The problem: Which of the lines below include the word "Strada"? Pull each one out.

Data shown:

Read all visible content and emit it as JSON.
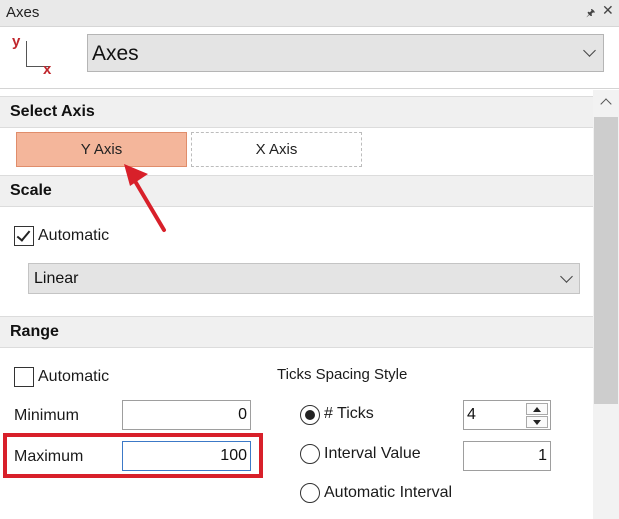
{
  "window": {
    "title": "Axes",
    "pin_icon": "pin-icon",
    "close_icon": "close-icon"
  },
  "header": {
    "icon": "axes-icon",
    "icon_y": "y",
    "icon_x": "x",
    "selected": "Axes"
  },
  "select_axis": {
    "heading": "Select Axis",
    "y_label": "Y Axis",
    "x_label": "X Axis",
    "active": "Y Axis"
  },
  "scale": {
    "heading": "Scale",
    "automatic_label": "Automatic",
    "automatic_checked": true,
    "type": "Linear"
  },
  "range": {
    "heading": "Range",
    "automatic_label": "Automatic",
    "automatic_checked": false,
    "minimum_label": "Minimum",
    "minimum_value": "0",
    "maximum_label": "Maximum",
    "maximum_value": "100"
  },
  "ticks": {
    "heading": "Ticks Spacing Style",
    "options": [
      "# Ticks",
      "Interval Value",
      "Automatic Interval"
    ],
    "selected": "# Ticks",
    "count_value": "4",
    "interval_value": "1"
  },
  "annotations": {
    "highlight_color": "#d8202a",
    "arrow_color": "#d8202a",
    "active_button_color": "#f4b69b"
  }
}
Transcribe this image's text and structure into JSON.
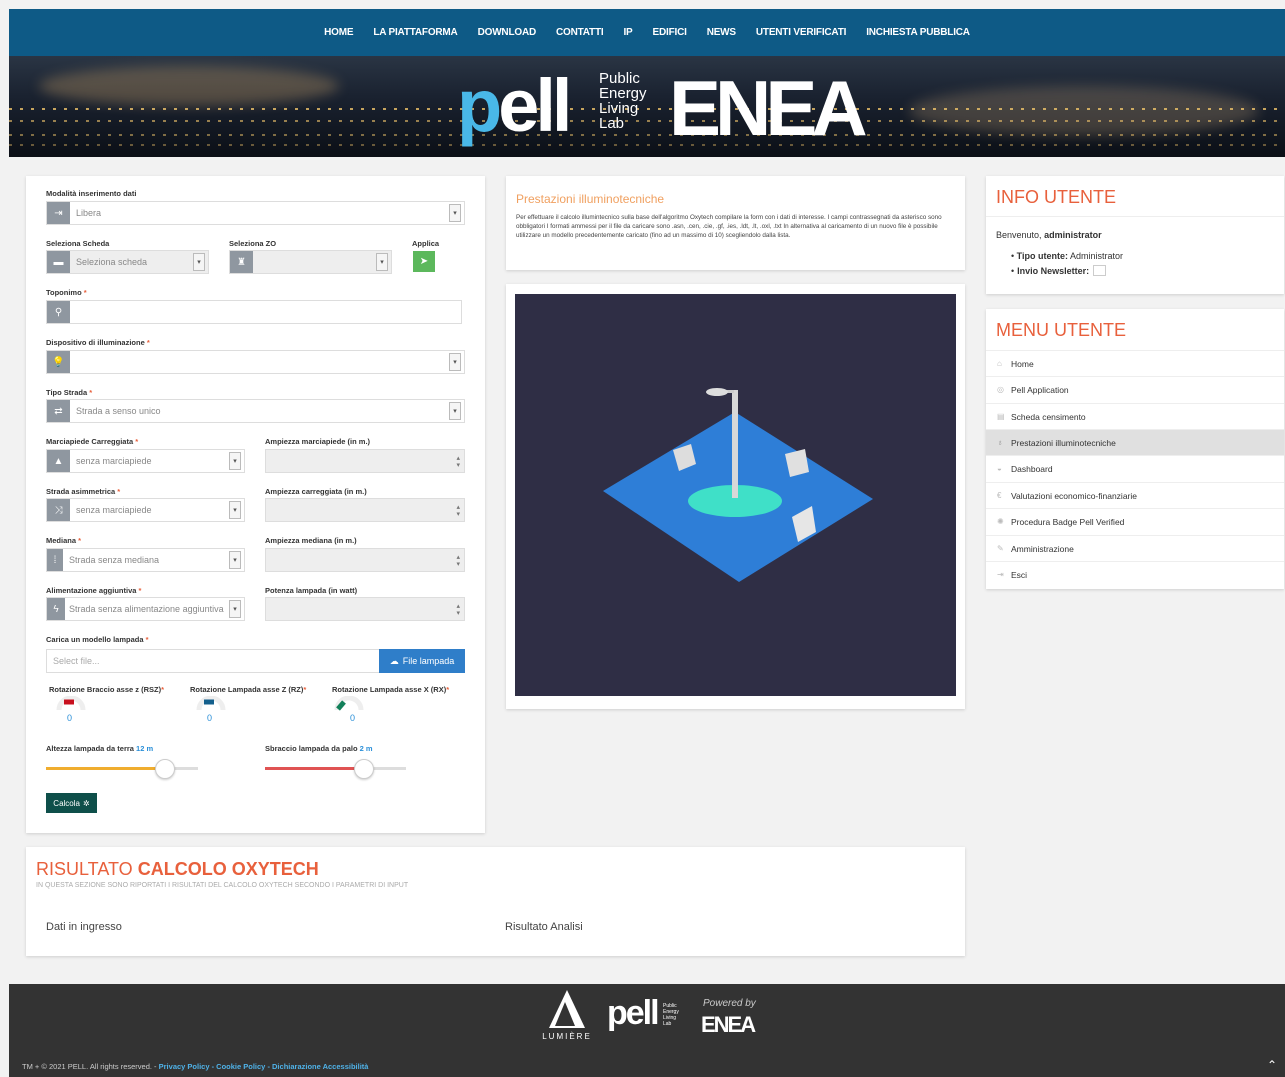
{
  "nav": [
    "HOME",
    "LA PIATTAFORMA",
    "DOWNLOAD",
    "CONTATTI",
    "IP",
    "EDIFICI",
    "NEWS",
    "UTENTI VERIFICATI",
    "INCHIESTA PUBBLICA"
  ],
  "banner": {
    "logo_pell": "pell",
    "logo_tagline": [
      "Public",
      "Energy",
      "Living",
      "Lab"
    ],
    "logo_enea": "ENEA"
  },
  "form": {
    "modalita_label": "Modalità inserimento dati",
    "modalita_value": "Libera",
    "scheda_label": "Seleziona Scheda",
    "scheda_value": "Seleziona scheda",
    "zo_label": "Seleziona ZO",
    "zo_value": "",
    "applica_label": "Applica",
    "toponimo_label": "Toponimo",
    "toponimo_value": "",
    "dispositivo_label": "Dispositivo di illuminazione",
    "dispositivo_value": "",
    "tipo_strada_label": "Tipo Strada",
    "tipo_strada_value": "Strada a senso unico",
    "marciapiede_label": "Marciapiede Carreggiata",
    "marciapiede_value": "senza marciapiede",
    "ampiezza_marciapiede_label": "Ampiezza marciapiede (in m.)",
    "asimmetrica_label": "Strada asimmetrica",
    "asimmetrica_value": "senza marciapiede",
    "ampiezza_carreggiata_label": "Ampiezza carreggiata (in m.)",
    "mediana_label": "Mediana",
    "mediana_value": "Strada senza mediana",
    "ampiezza_mediana_label": "Ampiezza mediana (in m.)",
    "alimentazione_label": "Alimentazione aggiuntiva",
    "alimentazione_value": "Strada senza alimentazione aggiuntiva",
    "potenza_label": "Potenza lampada (in watt)",
    "carica_label": "Carica un modello lampada",
    "carica_placeholder": "Select file...",
    "file_button": "File lampada",
    "rot1_label": "Rotazione Braccio asse z (RSZ)",
    "rot1_value": "0",
    "rot2_label": "Rotazione Lampada asse Z (RZ)",
    "rot2_value": "0",
    "rot3_label": "Rotazione Lampada asse X (RX)",
    "rot3_value": "0",
    "altezza_label": "Altezza lampada da terra",
    "altezza_value": "12 m",
    "altezza_fraction": 0.78,
    "sbraccio_label": "Sbraccio lampada da palo",
    "sbraccio_value": "2 m",
    "sbraccio_fraction": 0.7,
    "calcola_button": "Calcola"
  },
  "prestazioni": {
    "title": "Prestazioni illuminotecniche",
    "text": "Per effettuare il calcolo illumintecnico sulla base dell'algoritmo Oxytech compilare la form con i dati di interesse. I campi contrassegnati da asterisco sono obbligatori I formati ammessi per il file da caricare sono .asn, .cen, .cie, .gf, .ies, .ldt, .lt, .oxl, .txt In alternativa al caricamento di un nuovo file è possibile utilizzare un modello precedentemente caricato (fino ad un massimo di 10) scegliendolo dalla lista."
  },
  "info_utente": {
    "title": "INFO UTENTE",
    "welcome": "Benvenuto,",
    "username": "administrator",
    "tipo_label": "Tipo utente:",
    "tipo_value": "Administrator",
    "newsletter_label": "Invio Newsletter:"
  },
  "menu_utente": {
    "title": "MENU UTENTE",
    "items": [
      "Home",
      "Pell Application",
      "Scheda censimento",
      "Prestazioni illuminotecniche",
      "Dashboard",
      "Valutazioni economico-finanziarie",
      "Procedura Badge Pell Verified",
      "Amministrazione",
      "Esci"
    ],
    "active_index": 3
  },
  "risultato": {
    "title_light": "RISULTATO",
    "title_bold": "CALCOLO OXYTECH",
    "subtitle": "IN QUESTA SEZIONE SONO RIPORTATI I RISULTATI DEL CALCOLO OXYTECH SECONDO I PARAMETRI DI INPUT",
    "col1": "Dati in ingresso",
    "col2": "Risultato Analisi"
  },
  "footer": {
    "lumiere": "LUMIÈRE",
    "pell": "pell",
    "powered": "Powered by",
    "enea": "ENEA",
    "copyright": "TM + © 2021 PELL. All rights reserved. -",
    "links": "Privacy Policy - Cookie Policy - Dichiarazione Accessibilità"
  },
  "colors": {
    "nav": "#0e5a86",
    "accent": "#e8603c",
    "green": "#5cb85c",
    "blue_btn": "#2f7ec9",
    "calcola": "#0e4f4a",
    "scene_bg": "#2f2e45",
    "plane": "#2e7ed7"
  }
}
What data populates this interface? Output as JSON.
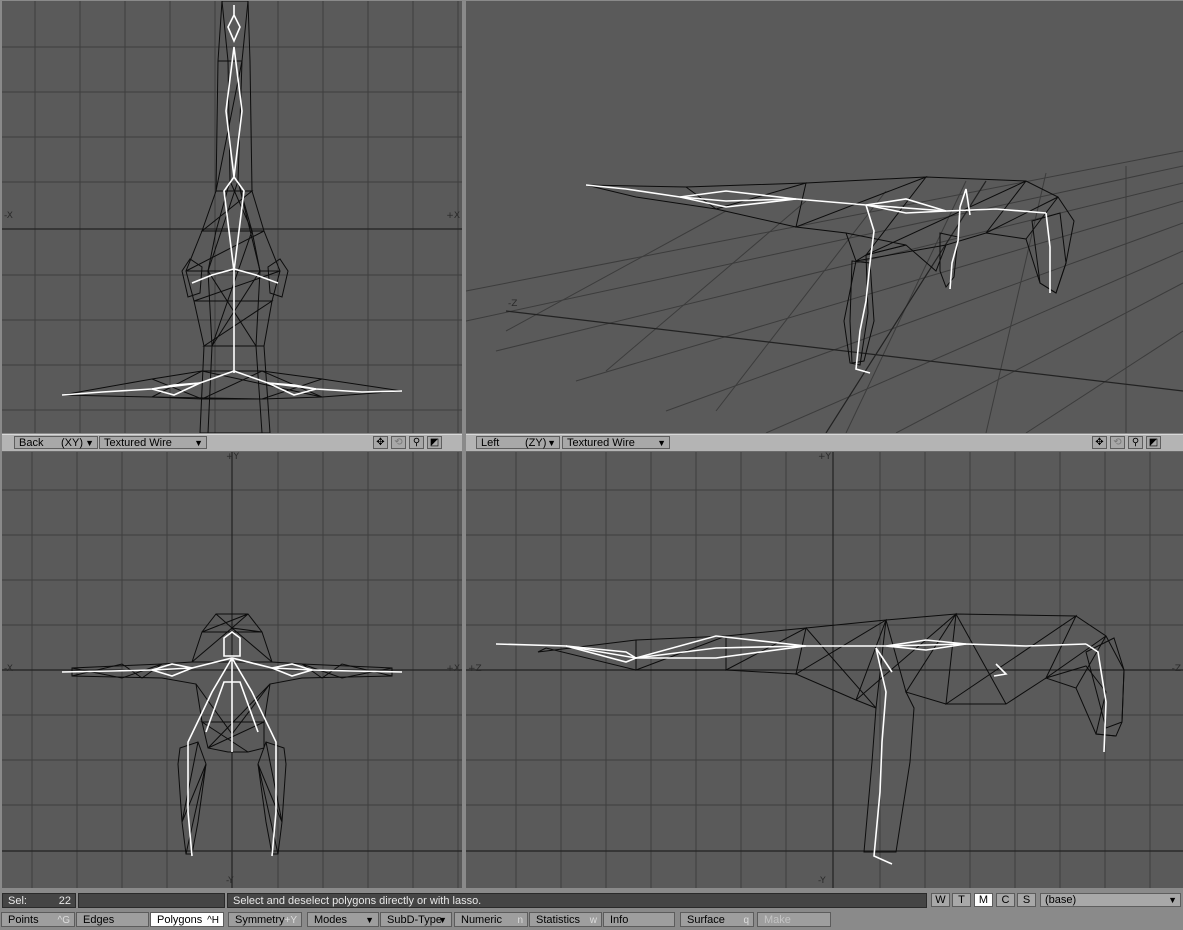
{
  "viewports": {
    "top_left": {
      "axis_labels": {
        "left": "-X",
        "right": "+X"
      }
    },
    "top_right": {
      "axis_labels": {
        "left": "-Z"
      }
    },
    "bottom_left": {
      "view_label": "Back",
      "axis_label": "(XY)",
      "render_mode": "Textured Wire",
      "axis_labels": {
        "top": "+Y",
        "bottom": "-Y",
        "left": "-X",
        "right": "+X"
      }
    },
    "bottom_right": {
      "view_label": "Left",
      "axis_label": "(ZY)",
      "render_mode": "Textured Wire",
      "axis_labels": {
        "top": "+Y",
        "bottom": "-Y",
        "left": "+Z",
        "right": "-Z"
      }
    }
  },
  "status": {
    "sel_label": "Sel:",
    "sel_count": "22",
    "message": "Select and deselect polygons directly or with lasso.",
    "layer_buttons": [
      "W",
      "T",
      "M",
      "C",
      "S"
    ],
    "active_layer_button": "M",
    "surface_name": "(base)"
  },
  "toolbar": {
    "points": {
      "label": "Points",
      "shortcut": "^G"
    },
    "edges": {
      "label": "Edges",
      "shortcut": ""
    },
    "polygons": {
      "label": "Polygons",
      "shortcut": "^H"
    },
    "symmetry": {
      "label": "Symmetry",
      "shortcut": "+Y"
    },
    "modes": {
      "label": "Modes"
    },
    "subd": {
      "label": "SubD-Type"
    },
    "numeric": {
      "label": "Numeric",
      "shortcut": "n"
    },
    "statistics": {
      "label": "Statistics",
      "shortcut": "w"
    },
    "info": {
      "label": "Info"
    },
    "surface": {
      "label": "Surface",
      "shortcut": "q"
    },
    "make": {
      "label": "Make"
    }
  },
  "colors": {
    "viewport_bg": "#5a5a5a",
    "grid": "#3e3e3e",
    "wire": "#0c0c0c",
    "bones": "#ffffff",
    "active_mode": "#ffffff"
  },
  "icons": [
    "move-icon",
    "rotate-icon",
    "zoom-icon",
    "maximize-icon",
    "dropdown-arrow-icon"
  ]
}
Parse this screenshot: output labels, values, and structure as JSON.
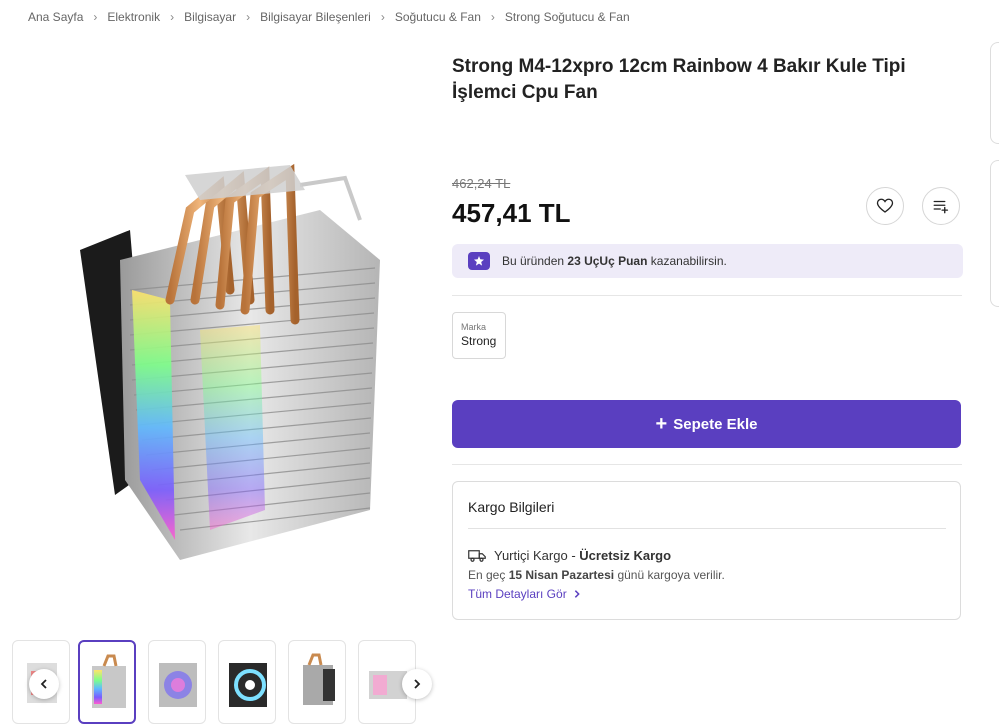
{
  "breadcrumb": [
    "Ana Sayfa",
    "Elektronik",
    "Bilgisayar",
    "Bilgisayar Bileşenleri",
    "Soğutucu & Fan",
    "Strong Soğutucu & Fan"
  ],
  "product": {
    "title": "Strong M4-12xpro 12cm Rainbow 4 Bakır Kule Tipi İşlemci Cpu Fan",
    "old_price": "462,24 TL",
    "price": "457,41 TL"
  },
  "points": {
    "prefix": "Bu üründen",
    "amount": "23 UçUç Puan",
    "suffix": "kazanabilirsin."
  },
  "brand": {
    "label": "Marka",
    "value": "Strong"
  },
  "cart": {
    "label": "Sepete Ekle"
  },
  "shipping": {
    "title": "Kargo Bilgileri",
    "carrier": "Yurtiçi Kargo",
    "dash": "-",
    "fee": "Ücretsiz Kargo",
    "eta_prefix": "En geç",
    "eta_date": "15 Nisan Pazartesi",
    "eta_suffix": "günü kargoya verilir.",
    "details_link": "Tüm Detayları Gör"
  },
  "colors": {
    "accent": "#5a3fc0",
    "points_bg": "#eeebf8"
  },
  "icons": [
    "chevron-right-icon",
    "heart-icon",
    "add-to-list-icon",
    "star-icon",
    "plus-icon",
    "truck-icon",
    "chevron-left-icon"
  ]
}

Output of the exercise:
    "tipo_strada_label": "Tipo Strada",
    "tipo_strada_value": "Strada a senso unico",
    "asimmetrica_label": "Strada asimmetrica",
    "mediana_value": "Strada senza mediana",
    "alimentazione_value": "Strada senza alimentazione aggiuntiva",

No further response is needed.